I Should Be Thrilled
New biopics of jazz trumpet legends Miles Davis and Chet Baker! Actually let's remove the exclamation point. I played trumpet and studied jazz well into my adulthood and have listened to Miles and Baker for at least four decades, so I should be thrilled, right? But, no. I watched the 90 second trailer for the Miles pic and during that brief time Miles punched four or five guys in the face. If you think the main thing to know about Miles is that he was badass gangsta, well, this should get you stoked. I know that this was a labor of love for Don Cheadle, but my heart sinks a bit thinking about it. The main thing to know about any artist is their art. Yes, Miles was quite a character and was indeed a badass.* But this is all secondary. As for Baker, I think he was actually pretty uninteresting personally. When he wasn't playing (often brilliantly) he was usually shooting smack.
The best way to get someone fired up about an artist is through a well done documentary. I eagerly watch every American Masters show on PBS. In good documentaries you get a real sense of why the art is/was interesting and noteworthy. And through various interviews and narration you can get a true sense of the person and how their experiences relate to their art. Case in point: the stellar Sinatra documentary on HBO directed by Alex Gibney, Sinatra: All or Nothing At All. I came away from that 4 hour show with an ever deeper love for his music and a gobsmacked appreciation for the epic sweep of his life. I felt the same way about the PBS American Experience documentary on Walt Disney, also released last year.

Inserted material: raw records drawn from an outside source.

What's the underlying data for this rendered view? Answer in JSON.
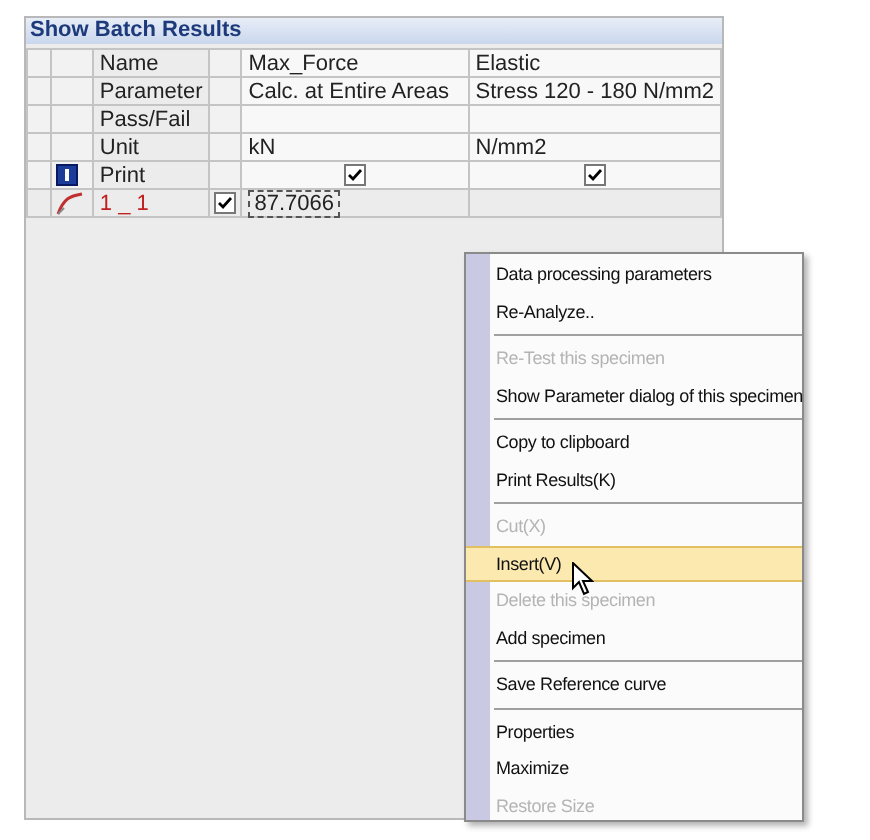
{
  "window": {
    "title": "Show Batch Results"
  },
  "table": {
    "rows": [
      {
        "kind": "text",
        "label": "Name",
        "cells": [
          "Max_Force",
          "Elastic"
        ]
      },
      {
        "kind": "text",
        "label": "Parameter",
        "cells": [
          "Calc. at Entire Areas",
          "Stress 120 - 180 N/mm2"
        ]
      },
      {
        "kind": "text",
        "label": "Pass/Fail",
        "cells": []
      },
      {
        "kind": "text",
        "label": "Unit",
        "cells": [
          "kN",
          "N/mm2"
        ]
      },
      {
        "kind": "check",
        "label": "Print",
        "checks": [
          true,
          true
        ]
      },
      {
        "kind": "specimen",
        "label": "1 _ 1",
        "checked": true,
        "cells": [
          "87.7066"
        ]
      }
    ]
  },
  "context_menu": {
    "items": [
      {
        "kind": "item",
        "label": "Data processing parameters",
        "disabled": false,
        "selected": false
      },
      {
        "kind": "item",
        "label": "Re-Analyze..",
        "disabled": false,
        "selected": false
      },
      {
        "kind": "separator"
      },
      {
        "kind": "item",
        "label": "Re-Test this specimen",
        "disabled": true,
        "selected": false
      },
      {
        "kind": "item",
        "label": "Show Parameter dialog of this specimen",
        "disabled": false,
        "selected": false
      },
      {
        "kind": "separator"
      },
      {
        "kind": "item",
        "label": "Copy to clipboard",
        "disabled": false,
        "selected": false
      },
      {
        "kind": "item",
        "label": "Print Results(K)",
        "disabled": false,
        "selected": false
      },
      {
        "kind": "separator"
      },
      {
        "kind": "item",
        "label": "Cut(X)",
        "disabled": true,
        "selected": false
      },
      {
        "kind": "item",
        "label": "Insert(V)",
        "disabled": false,
        "selected": true
      },
      {
        "kind": "item",
        "label": "Delete this specimen",
        "disabled": true,
        "selected": false
      },
      {
        "kind": "item",
        "label": "Add specimen",
        "disabled": false,
        "selected": false
      },
      {
        "kind": "separator"
      },
      {
        "kind": "item",
        "label": "Save Reference curve",
        "disabled": false,
        "selected": false
      },
      {
        "kind": "separator"
      },
      {
        "kind": "item",
        "label": "Properties",
        "disabled": false,
        "selected": false
      },
      {
        "kind": "item",
        "label": "Maximize",
        "disabled": false,
        "selected": false
      },
      {
        "kind": "item",
        "label": "Restore Size",
        "disabled": true,
        "selected": false
      }
    ]
  }
}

Fred Kaplan writing at Slate, has a great article on this topic. He knows his jazz, and like many or most jazz lovers he feels that Round Midnight is the best depiction of jazz on film. It starred the charismatic tenor giant Dexter Gordon, and featured all sorts of top jazz people playing versions of themselves. True, Gordon was past his prime as a player here, but you get a sense for how it is above all a love for the music that drives the artists. I liked the Johnny Cash biopic, but it didn't increase my appreciation for his music as much as various documentaries have.
Far and away the best depiction of music and musicians on screen, IMHO, was achieved in the HBO show Treme. For the most part the musicians played themselves, and all the music scenes were organic to the story and showed the love that is the foundation of successful art. Show creators David Simon and Eric Overmyer let the music speak for itself, and there was a respect in that choice that is rare.
* I do recommend the Miles autobiography. You get a true sense for the infamous Miles attitude, but you also get his often-generous assessments of the musicians who inspired him. I've read it twice.